You were too quick for me. I was about to amend my response to say any Democrat but known Wall Street Cheerleader Chuck Schumer but there you are and I for one am not a bit surprised.
Three thoughts. First is that Mr. Schumer is not stupid, and he understands that US corporations pay just a hair under 100% of the bills in the USA, either directly through the corporate tax or indirectly through wages to workers, which are then taxed. It makes precisely zero sense to be anti-corporation and pro social programs, since the corporations foot the bill.
Second: It was hardly just Shumer. The article I posted to you included a quote by Sen McCaskill who reference other Senators; basically, any Senator who is honest (meaning, not anti-corporation) was ready to support corporate tax reform until the matter turned Trumpian. Including this lady:
Hillary Clinton Privately Pitched Corporations on "Really Low" Tax Rate for Money Stashed Abroad
In public, top Hillary Clinton surrogate Neera Tanden said at the Democratic convention in Philadelphia that there's no…
And then, of course Barack Obama advocated for the rate to be lowered as well.
Thirdly, what is a pension fund, anyway? (I ask this assuming you know the answer). It’s a fund, invested in STOCKS and bonds, from which pensions are paid. State and local administrators have a rather nasty habit of overestimating the returns they expect to get from their investments, because overestimations cover up the fact that the pensions are underfunded.
If there’s more money flowing into buybacks, stock prices go up; if stock prices go up, the value of those pension funds goes up…….and the pending disaster that will someday be known as the “pension crisis” gets pushed a few years farther out.
And as to stock value growth in general, wouldn’t it be nice if the private sector provided quality products and services that lead to earnings rather then relying on financial gimmicks and the endless maneuverings to reduce their competition but such is the modern economy.

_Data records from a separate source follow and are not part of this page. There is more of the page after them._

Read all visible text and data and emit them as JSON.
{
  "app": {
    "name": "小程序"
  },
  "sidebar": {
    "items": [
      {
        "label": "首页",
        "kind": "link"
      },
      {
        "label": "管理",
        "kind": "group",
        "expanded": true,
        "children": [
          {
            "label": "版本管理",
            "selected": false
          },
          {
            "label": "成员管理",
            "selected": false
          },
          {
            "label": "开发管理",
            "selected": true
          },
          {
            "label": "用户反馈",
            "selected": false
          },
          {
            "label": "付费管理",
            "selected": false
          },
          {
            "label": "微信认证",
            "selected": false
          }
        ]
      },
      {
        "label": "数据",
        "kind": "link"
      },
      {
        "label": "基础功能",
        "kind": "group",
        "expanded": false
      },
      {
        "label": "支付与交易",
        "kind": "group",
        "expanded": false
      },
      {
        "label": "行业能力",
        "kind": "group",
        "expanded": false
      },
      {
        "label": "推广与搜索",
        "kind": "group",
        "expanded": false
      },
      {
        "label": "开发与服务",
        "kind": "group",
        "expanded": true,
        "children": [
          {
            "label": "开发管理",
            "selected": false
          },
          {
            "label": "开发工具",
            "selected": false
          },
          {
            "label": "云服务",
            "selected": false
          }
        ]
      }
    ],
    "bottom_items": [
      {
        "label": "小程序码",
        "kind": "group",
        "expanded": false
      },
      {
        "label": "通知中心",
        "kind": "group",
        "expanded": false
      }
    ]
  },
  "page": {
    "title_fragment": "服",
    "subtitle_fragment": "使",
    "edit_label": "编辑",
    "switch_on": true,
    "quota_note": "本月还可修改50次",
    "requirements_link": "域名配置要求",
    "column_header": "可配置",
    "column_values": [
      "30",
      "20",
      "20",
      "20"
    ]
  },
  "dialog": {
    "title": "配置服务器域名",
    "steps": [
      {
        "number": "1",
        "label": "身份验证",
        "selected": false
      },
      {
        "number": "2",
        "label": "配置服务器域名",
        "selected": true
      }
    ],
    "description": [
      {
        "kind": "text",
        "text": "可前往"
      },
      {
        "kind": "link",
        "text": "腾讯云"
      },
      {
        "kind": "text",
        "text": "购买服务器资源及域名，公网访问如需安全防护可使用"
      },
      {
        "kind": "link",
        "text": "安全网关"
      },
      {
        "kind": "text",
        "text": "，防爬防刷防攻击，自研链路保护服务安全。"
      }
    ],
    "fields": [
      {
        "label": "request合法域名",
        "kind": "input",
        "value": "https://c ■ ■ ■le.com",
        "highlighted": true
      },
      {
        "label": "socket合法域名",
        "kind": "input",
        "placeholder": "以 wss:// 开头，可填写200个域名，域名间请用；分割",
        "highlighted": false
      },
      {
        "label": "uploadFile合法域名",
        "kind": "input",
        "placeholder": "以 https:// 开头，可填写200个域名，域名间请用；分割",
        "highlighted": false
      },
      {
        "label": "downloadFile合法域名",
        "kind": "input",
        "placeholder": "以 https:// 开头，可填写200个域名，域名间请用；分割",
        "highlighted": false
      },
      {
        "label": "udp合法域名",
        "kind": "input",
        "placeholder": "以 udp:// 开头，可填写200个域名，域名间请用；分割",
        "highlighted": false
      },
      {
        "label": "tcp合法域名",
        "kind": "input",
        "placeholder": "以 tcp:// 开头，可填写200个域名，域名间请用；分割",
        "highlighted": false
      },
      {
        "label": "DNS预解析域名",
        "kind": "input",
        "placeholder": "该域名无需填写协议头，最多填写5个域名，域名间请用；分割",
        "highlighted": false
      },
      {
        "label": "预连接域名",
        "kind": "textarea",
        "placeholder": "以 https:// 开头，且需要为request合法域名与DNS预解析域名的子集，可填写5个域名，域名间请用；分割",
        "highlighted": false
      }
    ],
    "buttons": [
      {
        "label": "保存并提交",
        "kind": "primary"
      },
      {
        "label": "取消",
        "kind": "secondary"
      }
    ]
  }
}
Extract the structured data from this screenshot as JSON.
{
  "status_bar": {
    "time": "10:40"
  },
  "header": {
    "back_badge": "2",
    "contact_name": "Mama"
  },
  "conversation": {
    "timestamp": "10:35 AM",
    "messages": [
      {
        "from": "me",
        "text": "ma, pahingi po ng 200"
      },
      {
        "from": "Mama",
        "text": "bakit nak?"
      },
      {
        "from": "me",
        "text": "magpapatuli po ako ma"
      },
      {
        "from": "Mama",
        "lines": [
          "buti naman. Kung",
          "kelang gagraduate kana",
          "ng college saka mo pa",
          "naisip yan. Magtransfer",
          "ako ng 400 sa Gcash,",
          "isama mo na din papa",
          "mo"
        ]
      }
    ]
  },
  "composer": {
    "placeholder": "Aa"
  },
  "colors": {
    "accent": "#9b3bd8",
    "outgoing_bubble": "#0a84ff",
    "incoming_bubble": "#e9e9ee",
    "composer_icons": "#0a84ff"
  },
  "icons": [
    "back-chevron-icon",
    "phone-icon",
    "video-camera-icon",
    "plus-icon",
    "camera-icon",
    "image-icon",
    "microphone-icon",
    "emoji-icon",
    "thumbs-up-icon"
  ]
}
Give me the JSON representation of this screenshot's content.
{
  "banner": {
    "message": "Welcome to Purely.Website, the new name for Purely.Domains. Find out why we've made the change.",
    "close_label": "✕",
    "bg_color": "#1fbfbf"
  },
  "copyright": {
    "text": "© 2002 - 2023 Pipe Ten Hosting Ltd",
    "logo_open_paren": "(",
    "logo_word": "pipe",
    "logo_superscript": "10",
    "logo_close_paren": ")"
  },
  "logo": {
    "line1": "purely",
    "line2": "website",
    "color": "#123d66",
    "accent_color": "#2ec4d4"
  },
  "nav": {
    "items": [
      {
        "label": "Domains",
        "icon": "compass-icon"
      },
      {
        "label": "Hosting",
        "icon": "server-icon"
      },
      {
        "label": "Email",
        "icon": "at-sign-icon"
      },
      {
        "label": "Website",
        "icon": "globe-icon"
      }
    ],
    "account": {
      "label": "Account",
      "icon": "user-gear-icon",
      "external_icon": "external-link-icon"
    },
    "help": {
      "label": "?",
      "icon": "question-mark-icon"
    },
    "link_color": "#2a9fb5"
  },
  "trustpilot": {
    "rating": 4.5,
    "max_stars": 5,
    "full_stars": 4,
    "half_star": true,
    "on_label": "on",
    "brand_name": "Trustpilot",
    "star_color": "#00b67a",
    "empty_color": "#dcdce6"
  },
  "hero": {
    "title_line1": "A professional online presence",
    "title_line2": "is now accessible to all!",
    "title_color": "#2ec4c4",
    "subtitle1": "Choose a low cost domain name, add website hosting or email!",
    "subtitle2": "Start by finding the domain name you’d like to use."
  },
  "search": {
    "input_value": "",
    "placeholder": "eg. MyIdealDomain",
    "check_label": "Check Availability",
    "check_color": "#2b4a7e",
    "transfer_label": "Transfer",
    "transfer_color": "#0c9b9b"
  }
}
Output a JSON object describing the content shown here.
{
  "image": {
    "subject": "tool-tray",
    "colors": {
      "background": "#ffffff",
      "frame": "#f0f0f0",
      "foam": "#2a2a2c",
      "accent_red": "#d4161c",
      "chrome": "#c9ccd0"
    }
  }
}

Of course, ultimately, nothing can replace good products being sold by good people leading to good profits. But our majors have been struggling to turn REAL profits since 2008; they’ve been relying on the Fed’s low interest rates and QE program to make earnings look good, while they downsize and squeeze benefits and the expense lines. Since demand is slack to stable, there’s nothing to do with all that extra cash that benefits anyone other than buybacks.
Finally, we will just have to agree to disagree on lies and the lying liars who tell them. You are assuming that the author’s statement was intended to mislead. But I would venture to guess that every reader here is well informed and understands what the Republicans did. So what we are really talking about is probabilities of outcome NOT lies.
The chances that those deductions are extended in 2025 are 99.99999999%. But Pelosi and the rest of the Dems “sold” resistance to the bill based on an analysis which assumed the .0000000000001% outcome. Think about that for a moment. If telling the country that a bill is far worse than it really is because something might happen that you yourself would never support doesn’t fall into the “lie” category…..then that’s a definition that is more technical than practical.
Here is a parting thought exercise: Imagine a well constructed law that actually uses behavioral economics to achieve the stated goal of expanding the economy, raising wages and increasing the workforce. Is this the law that was passed?
On the corporate side? Definitely. It’s a slam dunk, and probably the best thing that the government has done in twenty years.
On the individual side? Obviously a mixed bag. Lowering marginal rates…….not a great move. Increasing the standard, child deductions, and capping mortgage and SALT? Definitely good.